- [WHAT IS BEING ASKED]: The exercise calls for a faithful copy of all the data.

START RAW DATA

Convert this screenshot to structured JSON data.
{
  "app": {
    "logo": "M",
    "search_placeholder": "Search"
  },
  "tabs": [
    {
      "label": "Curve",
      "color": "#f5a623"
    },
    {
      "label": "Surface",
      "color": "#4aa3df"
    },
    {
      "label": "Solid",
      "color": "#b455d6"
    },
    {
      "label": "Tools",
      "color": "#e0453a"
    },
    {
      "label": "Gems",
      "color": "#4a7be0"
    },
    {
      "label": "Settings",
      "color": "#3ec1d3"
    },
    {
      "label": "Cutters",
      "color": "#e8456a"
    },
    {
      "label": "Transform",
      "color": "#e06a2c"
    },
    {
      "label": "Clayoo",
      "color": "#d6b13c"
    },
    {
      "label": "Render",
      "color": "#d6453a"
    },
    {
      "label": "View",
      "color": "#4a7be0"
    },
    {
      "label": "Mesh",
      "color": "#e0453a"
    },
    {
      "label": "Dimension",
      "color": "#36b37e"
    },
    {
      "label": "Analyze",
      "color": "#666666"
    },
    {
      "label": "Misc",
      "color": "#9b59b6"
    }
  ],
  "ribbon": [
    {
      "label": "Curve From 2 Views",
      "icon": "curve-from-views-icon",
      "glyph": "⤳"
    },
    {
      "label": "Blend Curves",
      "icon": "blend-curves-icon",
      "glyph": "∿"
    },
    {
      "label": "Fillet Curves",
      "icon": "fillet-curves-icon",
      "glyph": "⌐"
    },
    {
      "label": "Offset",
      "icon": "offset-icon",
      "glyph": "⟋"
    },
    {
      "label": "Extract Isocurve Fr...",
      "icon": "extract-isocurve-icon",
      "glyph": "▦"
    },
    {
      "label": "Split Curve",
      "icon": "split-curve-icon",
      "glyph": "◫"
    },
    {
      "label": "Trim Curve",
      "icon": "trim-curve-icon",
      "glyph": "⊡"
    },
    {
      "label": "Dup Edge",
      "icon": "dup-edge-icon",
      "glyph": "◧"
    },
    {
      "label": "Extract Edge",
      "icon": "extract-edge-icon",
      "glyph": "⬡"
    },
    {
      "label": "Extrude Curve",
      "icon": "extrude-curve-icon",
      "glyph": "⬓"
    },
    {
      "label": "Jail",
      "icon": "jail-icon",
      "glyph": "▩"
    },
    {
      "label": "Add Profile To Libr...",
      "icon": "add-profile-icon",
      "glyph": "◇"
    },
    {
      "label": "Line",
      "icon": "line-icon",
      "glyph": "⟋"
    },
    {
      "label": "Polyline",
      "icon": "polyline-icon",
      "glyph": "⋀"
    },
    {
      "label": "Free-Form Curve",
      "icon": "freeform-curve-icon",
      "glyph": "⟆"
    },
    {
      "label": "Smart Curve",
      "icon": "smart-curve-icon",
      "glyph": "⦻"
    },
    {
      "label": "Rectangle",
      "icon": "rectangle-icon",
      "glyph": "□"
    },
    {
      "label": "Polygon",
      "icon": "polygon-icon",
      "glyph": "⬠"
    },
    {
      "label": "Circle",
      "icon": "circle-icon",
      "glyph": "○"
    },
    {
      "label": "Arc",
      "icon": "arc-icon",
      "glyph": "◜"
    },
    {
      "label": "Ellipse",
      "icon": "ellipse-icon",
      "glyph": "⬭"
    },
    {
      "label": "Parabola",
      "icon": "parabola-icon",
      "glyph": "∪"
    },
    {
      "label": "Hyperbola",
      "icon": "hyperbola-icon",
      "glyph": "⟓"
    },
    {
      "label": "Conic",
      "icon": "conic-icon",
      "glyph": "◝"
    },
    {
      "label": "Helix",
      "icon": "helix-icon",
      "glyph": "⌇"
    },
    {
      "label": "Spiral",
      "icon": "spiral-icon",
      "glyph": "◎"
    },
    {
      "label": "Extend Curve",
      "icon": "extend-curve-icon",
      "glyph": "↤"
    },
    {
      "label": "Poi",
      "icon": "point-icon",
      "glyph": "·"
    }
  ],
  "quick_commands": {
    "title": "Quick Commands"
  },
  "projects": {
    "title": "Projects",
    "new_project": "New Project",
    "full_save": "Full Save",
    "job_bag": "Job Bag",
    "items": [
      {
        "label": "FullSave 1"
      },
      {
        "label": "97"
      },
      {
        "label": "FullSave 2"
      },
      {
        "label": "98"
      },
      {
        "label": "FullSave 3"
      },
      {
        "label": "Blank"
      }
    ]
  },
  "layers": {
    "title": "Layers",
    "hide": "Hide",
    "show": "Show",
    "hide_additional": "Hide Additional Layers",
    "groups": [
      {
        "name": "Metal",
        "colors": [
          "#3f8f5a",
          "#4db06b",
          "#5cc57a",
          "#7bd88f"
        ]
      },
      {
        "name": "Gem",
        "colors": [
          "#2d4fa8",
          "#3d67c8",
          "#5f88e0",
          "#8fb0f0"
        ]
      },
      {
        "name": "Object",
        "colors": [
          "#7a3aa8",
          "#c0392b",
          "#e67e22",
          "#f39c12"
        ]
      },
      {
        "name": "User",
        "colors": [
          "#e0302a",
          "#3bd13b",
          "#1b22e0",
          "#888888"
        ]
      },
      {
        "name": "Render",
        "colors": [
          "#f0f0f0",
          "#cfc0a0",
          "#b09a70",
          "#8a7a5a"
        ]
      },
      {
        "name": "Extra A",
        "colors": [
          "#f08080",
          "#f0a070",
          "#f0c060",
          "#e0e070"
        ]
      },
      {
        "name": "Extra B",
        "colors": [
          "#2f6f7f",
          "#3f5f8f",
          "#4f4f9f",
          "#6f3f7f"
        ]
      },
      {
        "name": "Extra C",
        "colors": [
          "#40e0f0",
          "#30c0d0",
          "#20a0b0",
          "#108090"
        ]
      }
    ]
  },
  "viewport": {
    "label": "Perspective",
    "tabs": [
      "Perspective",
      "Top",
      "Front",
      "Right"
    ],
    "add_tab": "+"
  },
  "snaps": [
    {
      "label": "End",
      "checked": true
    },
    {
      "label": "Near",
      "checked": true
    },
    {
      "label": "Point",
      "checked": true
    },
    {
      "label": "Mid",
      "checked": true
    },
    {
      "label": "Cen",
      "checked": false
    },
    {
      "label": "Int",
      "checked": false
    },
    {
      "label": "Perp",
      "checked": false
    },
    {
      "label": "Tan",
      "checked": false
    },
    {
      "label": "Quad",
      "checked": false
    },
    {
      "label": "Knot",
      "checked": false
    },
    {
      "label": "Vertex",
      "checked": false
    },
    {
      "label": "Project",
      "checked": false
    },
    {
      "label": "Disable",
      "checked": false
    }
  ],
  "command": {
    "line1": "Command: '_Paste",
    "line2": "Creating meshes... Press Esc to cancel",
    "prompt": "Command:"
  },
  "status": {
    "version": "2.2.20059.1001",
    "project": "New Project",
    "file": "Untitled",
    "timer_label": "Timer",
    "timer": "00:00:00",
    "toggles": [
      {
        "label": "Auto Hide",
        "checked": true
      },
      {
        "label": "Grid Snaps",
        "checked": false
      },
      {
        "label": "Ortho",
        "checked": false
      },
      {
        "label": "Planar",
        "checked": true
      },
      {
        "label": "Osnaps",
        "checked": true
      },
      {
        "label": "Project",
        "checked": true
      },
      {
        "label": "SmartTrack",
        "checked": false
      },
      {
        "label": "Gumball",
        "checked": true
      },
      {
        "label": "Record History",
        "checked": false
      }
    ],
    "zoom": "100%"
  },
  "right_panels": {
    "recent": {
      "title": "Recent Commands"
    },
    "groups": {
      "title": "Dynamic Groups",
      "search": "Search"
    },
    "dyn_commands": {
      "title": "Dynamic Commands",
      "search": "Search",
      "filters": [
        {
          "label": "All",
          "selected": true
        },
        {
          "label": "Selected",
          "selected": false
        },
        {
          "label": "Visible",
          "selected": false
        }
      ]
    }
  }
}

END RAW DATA

- [OUTPUT FOR THIS EXERCISE]:
Convert this screenshot to structured JSON data.
{
  "app": {
    "logo": "M",
    "search_placeholder": "Search"
  },
  "tabs": [
    {
      "label": "Curve",
      "color": "#f5a623"
    },
    {
      "label": "Surface",
      "color": "#4aa3df"
    },
    {
      "label": "Solid",
      "color": "#b455d6"
    },
    {
      "label": "Tools",
      "color": "#e0453a"
    },
    {
      "label": "Gems",
      "color": "#4a7be0"
    },
    {
      "label": "Settings",
      "color": "#3ec1d3"
    },
    {
      "label": "Cutters",
      "color": "#e8456a"
    },
    {
      "label": "Transform",
      "color": "#e06a2c"
    },
    {
      "label": "Clayoo",
      "color": "#d6b13c"
    },
    {
      "label": "Render",
      "color": "#d6453a"
    },
    {
      "label": "View",
      "color": "#4a7be0"
    },
    {
      "label": "Mesh",
      "color": "#e0453a"
    },
    {
      "label": "Dimension",
      "color": "#36b37e"
    },
    {
      "label": "Analyze",
      "color": "#666666"
    },
    {
      "label": "Misc",
      "color": "#9b59b6"
    }
  ],
  "ribbon": [
    {
      "label": "Curve From 2 Views",
      "icon": "curve-from-views-icon",
      "glyph": "⤳"
    },
    {
      "label": "Blend Curves",
      "icon": "blend-curves-icon",
      "glyph": "∿"
    },
    {
      "label": "Fillet Curves",
      "icon": "fillet-curves-icon",
      "glyph": "⌐"
    },
    {
      "label": "Offset",
      "icon": "offset-icon",
      "glyph": "⟋"
    },
    {
      "label": "Extract Isocurve Fr...",
      "icon": "extract-isocurve-icon",
      "glyph": "▦"
    },
    {
      "label": "Split Curve",
      "icon": "split-curve-icon",
      "glyph": "◫"
    },
    {
      "label": "Trim Curve",
      "icon": "trim-curve-icon",
      "glyph": "⊡"
    },
    {
      "label": "Dup Edge",
      "icon": "dup-edge-icon",
      "glyph": "◧"
    },
    {
      "label": "Extract Edge",
      "icon": "extract-edge-icon",
      "glyph": "⬡"
    },
    {
      "label": "Extrude Curve",
      "icon": "extrude-curve-icon",
      "glyph": "⬓"
    },
    {
      "label": "Jail",
      "icon": "jail-icon",
      "glyph": "▩"
    },
    {
      "label": "Add Profile To Libr...",
      "icon": "add-profile-icon",
      "glyph": "◇"
    },
    {
      "label": "Line",
      "icon": "line-icon",
      "glyph": "⟋"
    },
    {
      "label": "Polyline",
      "icon": "polyline-icon",
      "glyph": "⋀"
    },
    {
      "label": "Free-Form Curve",
      "icon": "freeform-curve-icon",
      "glyph": "⟆"
    },
    {
      "label": "Smart Curve",
      "icon": "smart-curve-icon",
      "glyph": "⦻"
    },
    {
      "label": "Rectangle",
      "icon": "rectangle-icon",
      "glyph": "□"
    },
    {
      "label": "Polygon",
      "icon": "polygon-icon",
      "glyph": "⬠"
    },
    {
      "label": "Circle",
      "icon": "circle-icon",
      "glyph": "○"
    },
    {
      "label": "Arc",
      "icon": "arc-icon",
      "glyph": "◜"
    },
    {
      "label": "Ellipse",
      "icon": "ellipse-icon",
      "glyph": "⬭"
    },
    {
      "label": "Parabola",
      "icon": "parabola-icon",
      "glyph": "∪"
    },
    {
      "label": "Hyperbola",
      "icon": "hyperbola-icon",
      "glyph": "⟓"
    },
    {
      "label": "Conic",
      "icon": "conic-icon",
      "glyph": "◝"
    },
    {
      "label": "Helix",
      "icon": "helix-icon",
      "glyph": "⌇"
    },
    {
      "label": "Spiral",
      "icon": "spiral-icon",
      "glyph": "◎"
    },
    {
      "label": "Extend Curve",
      "icon": "extend-curve-icon",
      "glyph": "↤"
    },
    {
      "label": "Poi",
      "icon": "point-icon",
      "glyph": "·"
    }
  ],
  "quick_commands": {
    "title": "Quick Commands"
  },
  "projects": {
    "title": "Projects",
    "new_project": "New Project",
    "full_save": "Full Save",
    "job_bag": "Job Bag",
    "items": [
      {
        "label": "FullSave 1"
      },
      {
        "label": "97"
      },
      {
        "label": "FullSave 2"
      },
      {
        "label": "98"
      },
      {
        "label": "FullSave 3"
      },
      {
        "label": "Blank"
      }
    ]
  },
  "layers": {
    "title": "Layers",
    "hide": "Hide",
    "show": "Show",
    "hide_additional": "Hide Additional Layers",
    "groups": [
      {
        "name": "Metal",
        "colors": [
          "#3f8f5a",
          "#4db06b",
          "#5cc57a",
          "#7bd88f"
        ]
      },
      {
        "name": "Gem",
        "colors": [
          "#2d4fa8",
          "#3d67c8",
          "#5f88e0",
          "#8fb0f0"
        ]
      },
      {
        "name": "Object",
        "colors": [
          "#7a3aa8",
          "#c0392b",
          "#e67e22",
          "#f39c12"
        ]
      },
      {
        "name": "User",
        "colors": [
          "#e0302a",
          "#3bd13b",
          "#1b22e0",
          "#888888"
        ]
      },
      {
        "name": "Render",
        "colors": [
          "#f0f0f0",
          "#cfc0a0",
          "#b09a70",
          "#8a7a5a"
        ]
      },
      {
        "name": "Extra A",
        "colors": [
          "#f08080",
          "#f0a070",
          "#f0c060",
          "#e0e070"
        ]
      },
      {
        "name": "Extra B",
        "colors": [
          "#2f6f7f",
          "#3f5f8f",
          "#4f4f9f",
          "#6f3f7f"
        ]
      },
      {
        "name": "Extra C",
        "colors": [
          "#40e0f0",
          "#30c0d0",
          "#20a0b0",
          "#108090"
        ]
      }
    ]
  },
  "viewport": {
    "label": "Perspective",
    "tabs": [
      "Perspective",
      "Top",
      "Front",
      "Right"
    ],
    "add_tab": "+"
  },
  "snaps": [
    {
      "label": "End",
      "checked": true
    },
    {
      "label": "Near",
      "checked": true
    },
    {
      "label": "Point",
      "checked": true
    },
    {
      "label": "Mid",
      "checked": true
    },
    {
      "label": "Cen",
      "checked": false
    },
    {
      "label": "Int",
      "checked": false
    },
    {
      "label": "Perp",
      "checked": false
    },
    {
      "label": "Tan",
      "checked": false
    },
    {
      "label": "Quad",
      "checked": false
    },
    {
      "label": "Knot",
      "checked": false
    },
    {
      "label": "Vertex",
      "checked": false
    },
    {
      "label": "Project",
      "checked": false
    },
    {
      "label": "Disable",
      "checked": false
    }
  ],
  "command": {
    "line1": "Command: '_Paste",
    "line2": "Creating meshes... Press Esc to cancel",
    "prompt": "Command:"
  },
  "status": {
    "version": "2.2.20059.1001",
    "project": "New Project",
    "file": "Untitled",
    "timer_label": "Timer",
    "timer": "00:00:00",
    "toggles": [
      {
        "label": "Auto Hide",
        "checked": true
      },
      {
        "label": "Grid Snaps",
        "checked": false
      },
      {
        "label": "Ortho",
        "checked": false
      },
      {
        "label": "Planar",
        "checked": true
      },
      {
        "label": "Osnaps",
        "checked": true
      },
      {
        "label": "Project",
        "checked": true
      },
      {
        "label": "SmartTrack",
        "checked": false
      },
      {
        "label": "Gumball",
        "checked": true
      },
      {
        "label": "Record History",
        "checked": false
      }
    ],
    "zoom": "100%"
  },
  "right_panels": {
    "recent": {
      "title": "Recent Commands"
    },
    "groups": {
      "title": "Dynamic Groups",
      "search": "Search"
    },
    "dyn_commands": {
      "title": "Dynamic Commands",
      "search": "Search",
      "filters": [
        {
          "label": "All",
          "selected": true
        },
        {
          "label": "Selected",
          "selected": false
        },
        {
          "label": "Visible",
          "selected": false
        }
      ]
    }
  }
}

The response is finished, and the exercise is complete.